I invite you to participate in Theory-of-Change blog symposium. I recently posted pieces listing various goals that people in our community have had, strategies that some have used, and reflections on the process of considering these issues for our field. I invited academics, practitioners, administrators, and researchers, among others, in the US and other countries … Continue reading Invitation to Participate in the Theory-of-Change Blog Symposium
This week, I posted pieces listing various goals that people in our community have had, strategies that some have used, and guidance about writing pieces for the symposium. I was inspired to write the posts after this summer’s Past-and-Future conference. In two full days at the conference with an amazing cast of presenters, we could … Continue reading Reflections on Our Field and Possibilities for Improvement
Part 1 of this series provided a long list of goals of people in our community. This post provides a non-exhaustive list of some of the many strategies that we have used to advance these goals. In developing realistic theories of change, it is important to consider contextual factors that may affect one’s efforts. This … Continue reading What’s Your Theory of Change for Dispute Resolution? – Part 2
Isn’t there a better way? Those words of former Chief Justice Warren Burger reflect the aspirations of our community for innovation and improvement of traditional processes of dispute resolution.
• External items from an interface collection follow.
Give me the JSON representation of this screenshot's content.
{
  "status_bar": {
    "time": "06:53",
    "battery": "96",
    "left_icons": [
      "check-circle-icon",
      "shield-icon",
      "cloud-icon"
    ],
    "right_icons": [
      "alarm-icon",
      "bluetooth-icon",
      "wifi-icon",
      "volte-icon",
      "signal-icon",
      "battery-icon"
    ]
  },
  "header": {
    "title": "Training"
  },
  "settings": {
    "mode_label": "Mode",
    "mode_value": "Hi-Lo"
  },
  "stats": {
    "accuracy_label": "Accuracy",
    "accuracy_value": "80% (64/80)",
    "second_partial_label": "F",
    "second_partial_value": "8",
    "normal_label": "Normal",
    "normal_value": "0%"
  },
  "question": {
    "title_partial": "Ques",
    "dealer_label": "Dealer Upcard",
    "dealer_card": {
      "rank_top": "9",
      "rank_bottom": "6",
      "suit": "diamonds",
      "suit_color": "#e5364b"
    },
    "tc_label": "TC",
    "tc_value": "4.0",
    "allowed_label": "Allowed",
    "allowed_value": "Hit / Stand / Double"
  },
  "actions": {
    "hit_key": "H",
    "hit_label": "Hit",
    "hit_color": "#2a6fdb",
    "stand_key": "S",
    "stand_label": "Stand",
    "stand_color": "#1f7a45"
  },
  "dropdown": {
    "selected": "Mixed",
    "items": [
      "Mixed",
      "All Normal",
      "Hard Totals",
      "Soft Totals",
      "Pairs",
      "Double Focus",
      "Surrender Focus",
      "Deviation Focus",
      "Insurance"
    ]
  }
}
Although he was not generally lauded for his jurisprudence, people in our field remember his early support for our ideas. In a 1982 speech to the … Continue reading What’s Your Theory of Change for Dispute Resolution? – Part 1
Alert readers know that I am worried about the future of DR in US law schools. There is a large cohort of senior law school faculty who are aging toward retirement with limited prospects of replacement with new faculty. It would be nice if, in the next 10-20 years, we could expect that law schools … Continue reading Infect a Colleague Today – and Next Year and the Year After That!
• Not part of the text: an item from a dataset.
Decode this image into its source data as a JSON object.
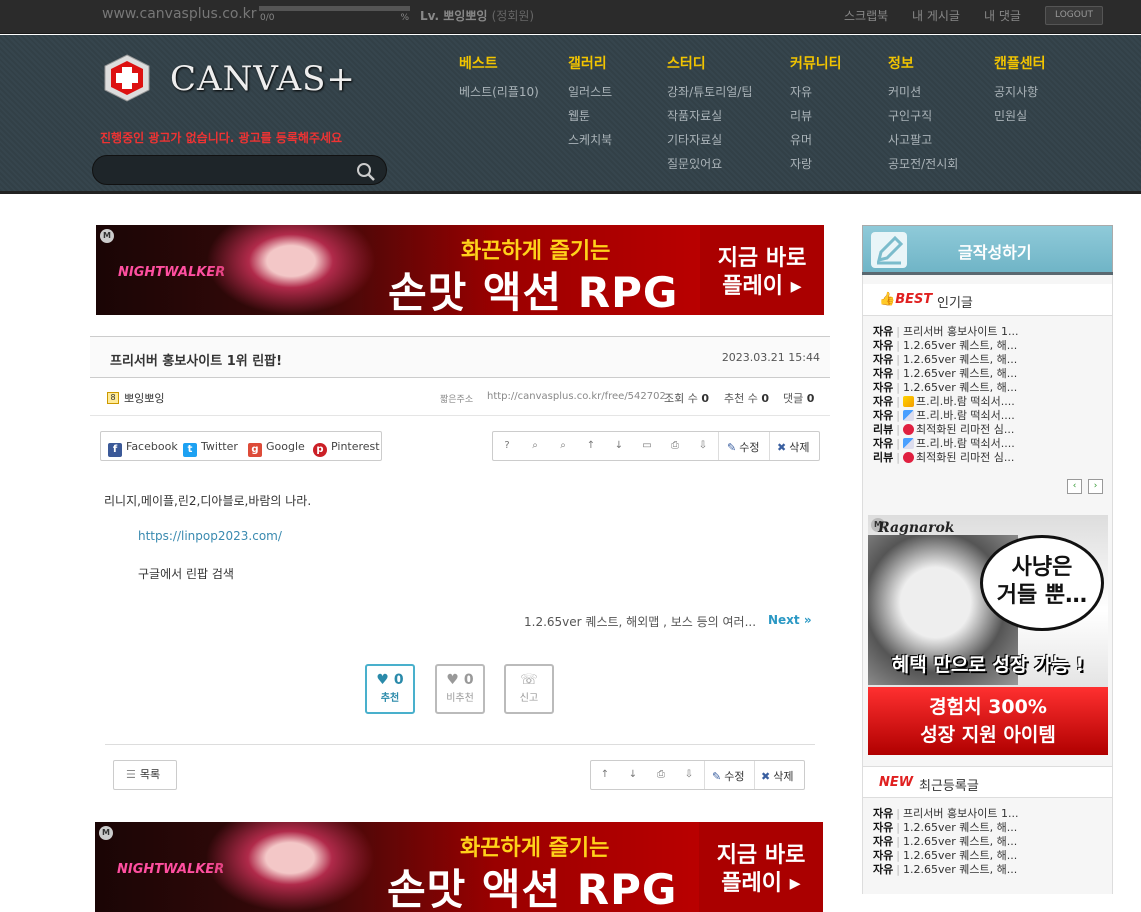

“Mediators equalize the power between the parties.” Have you heard that claim? I used to hear it with some frequency, though (fortunately) not much lately. Considering this idea even for a nano-second, obviously it is wildly optimistically untrue as a generalization – and it doesn’t even make sense in individual cases. Some of the discussion … Continue reading For Pragmatic Romanticism About ADR, Understanding Why the “Haves” Come Out Ahead
This post includes a variety of reflections from the Appreciating our Legacy and Engaging the Future conference in June. The conference was co-sponsored by the Straus Institute for Dispute Resolution, ABA Section of Dispute Resolution, and the Aggie Dispute Resolution Program, Texas A&M University School of Law in cooperation with a ton of law school … Continue reading Reflections from the Past-and-Future Conference
From Melissa Buckley at the ABA Section of Dispute Resolution: The ABA Section of Dispute Resolution is now accepting proposals for programs for the 2020 Spring Conference in New Orleans on April 22-25, 2020. Program proposals must be submitted by Monday, September 2nd at 5 pm ET. The 2020 conference will be an excellent opportunity … Continue reading The ABA DR Section is now accepting program proposals for New Orleans
The “Appreciating our Legacy and Engaging the Future” conference was very rich, with a wonderful collection of presenters in our field covering a wide range of issues. We could only scratch the surface of the subjects considering the wide scope of issues we addressed and we would like to continue the conversation on the blog. … Continue reading Let’s Continue the Great Conversation from Pepperdine
At the upcoming Pepperdine Past-and-Future Conference, much of the discussion will be about engaging the real world of dispute resolution. This post recommends that to help do this, we develop a common language of dispute resolution and increasingly use qualitative research methods. We Should Set a Top Priority to Develop Clearer Common Language of DR … Continue reading Understanding Actual DR Practice and Communicating Clearly About It
This sounds like another one of my dumb questions. It arose again for me at the ABA conference when many folks affectionately said that I am one of the busiest retired people they know. The question reflects a common assumption of a false dichotomy between working and not working. Rather than being a simple binary … Continue reading What is Retirement?
Continuing my tradition, I took photos of folks at the recent ABA Section of Dispute Resolution conference. You can click here to see the photo collections I previously posted, along with an explanation of what they represent. Below are pictures from the conference, which are limited to shots (1) of people with whom I happened … Continue reading Photo Album: 2019 ABA SDR Conference